Ai Weiwei asks AI 81 major questions about tech, life, and us
4 mins read

Ai Weiwei asks AI 81 major questions about tech, life, and us


In 2011, contemporary artist Ai Weiwei was arrested for 81 days, imprisoned by the Chinese government in Beijing for criticizing the communist regime and surveillance, and championing human rights. His legacy and body of work often explores such themes, including his widely-reported arrest, shedding light on power and humanity.

His latest exhibition is no exception. This time around, Ai is taking on technology, presenting 81 big questions to artificial intelligence systems. In other words: Ai v AI.

Commissioned by the Cultural Institute of Radical Contemporary Arts (CIRCA), Ai’s questions are being projected on billboards across major cities including London, Seoul, Berlin, Lagos, Nairobi, and Milan, with each showcasing the range of spiritual, personal, wide-thinking, and intimate questions put forth by Ai and his collaborators. Described as “an 81-day quest for enlightenment”, a set of 81 questions will be publicly broadcast daily at significant global hotspots, including London’s high-traffic Piccadilly Circus and other busy areas worldwide.

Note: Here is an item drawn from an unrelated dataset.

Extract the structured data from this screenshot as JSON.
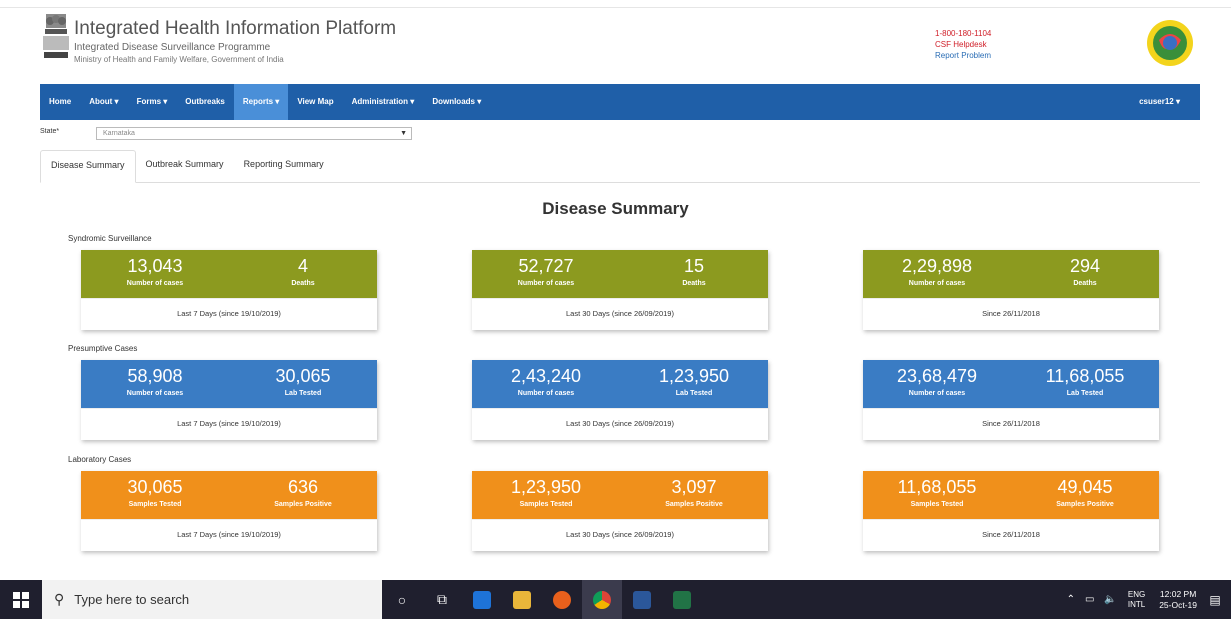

A billboard in Seoul presenting a question by Ai Weiwei.

Ai v AI in Seoul.
Credit: CIRCA.

The questions vary from the political (“Is true democracy possible?”, “Are you controlled by the privileged class?”, “Will capitalism have an end?”) to the abstract (“Do plants have feelings?”, “Why do tortoises live so long, and do they know about lunar eclipses?”). Then there are the essential questions, those addressing the fundamentals of being human: “Does ‘not-knowing’ absolve people of guilt?”, “Are you capable of self-destruction?”, and “What are the most essential values of human life?”. Subjects vary from karma to sex to justice to the idea of time itself.

Most of the questions appear to be posed to OpenAI’s ChatGPT. CIRCA has published the answers on its website, too, so the public can view AI’s responses to the most thoughtful of questions. Ai’s own thoughts are posted alongside those of AI’s.

Their views, inadvertently, differ. For example, to the question “If an artist is not an activist, can he/she still be considered an artist?”, the two have vastly opposing views. Ai posited that “An artist who is not an activist would, without a doubt, be akin to a lifeless entity”, while ChatGPT took a predictable stance: “Yes, an artist can still be considered an artist even if they are not an activist.”

Loose papers on a floor presenting questions by Ai Weiwei.

Behind-the-scenes of Ai’s project.
Credit: CIRCA.

Ai also asks questions of AI itself, speaking to the interiority — or lack thereof — within the machines that are now omnipresent in daily life: “What is the one question you would like to ask humans?”, for example, and “How much energy did you use to answer this question?”.

A billboard in London presenting a question by Ai Weiwei.

Ai v AI in London’s Piccadilly Circus.
Credit: CIRCA.

The project is derived from a set of 172 questions (entitled “Tiānwèn” or “The Heavenly Questions”) written to the gods by Chinese poet and aristocrat Qu Yuan, who inscribed his queries on the walls of a temple nearly 2,300 years ago. Simultaneously, it is inspired by the interrogation by authorities that Ai himself faced when in detention. The latter examines who has the power to question.

“This is not about freedom of speech. This is about freedom of questions,” says Ai in a statement. “Everybody has the right to ask questions.”

Each query will be presented on specific dates, running from Jan. 11 to March 31. In the selected cities, the billboards will display Ai’s thoughts at 20:24 local time each day, displaying answers by Ai and AI systems comparatively. The nod to the number “24” is, too, intentional: according to the Chinese zodiac cycle, 2024 is a year of transformation, evolution, and change.

The project platforms not only rising systems of technology with its emphasis on artificial intelligence, but also brings to light access to information, the power within questioning, and the importance of doing so.

“If humans will ever be liberated, says Ai, “it will be because we ask the right questions, not provide the right answers.”





Source link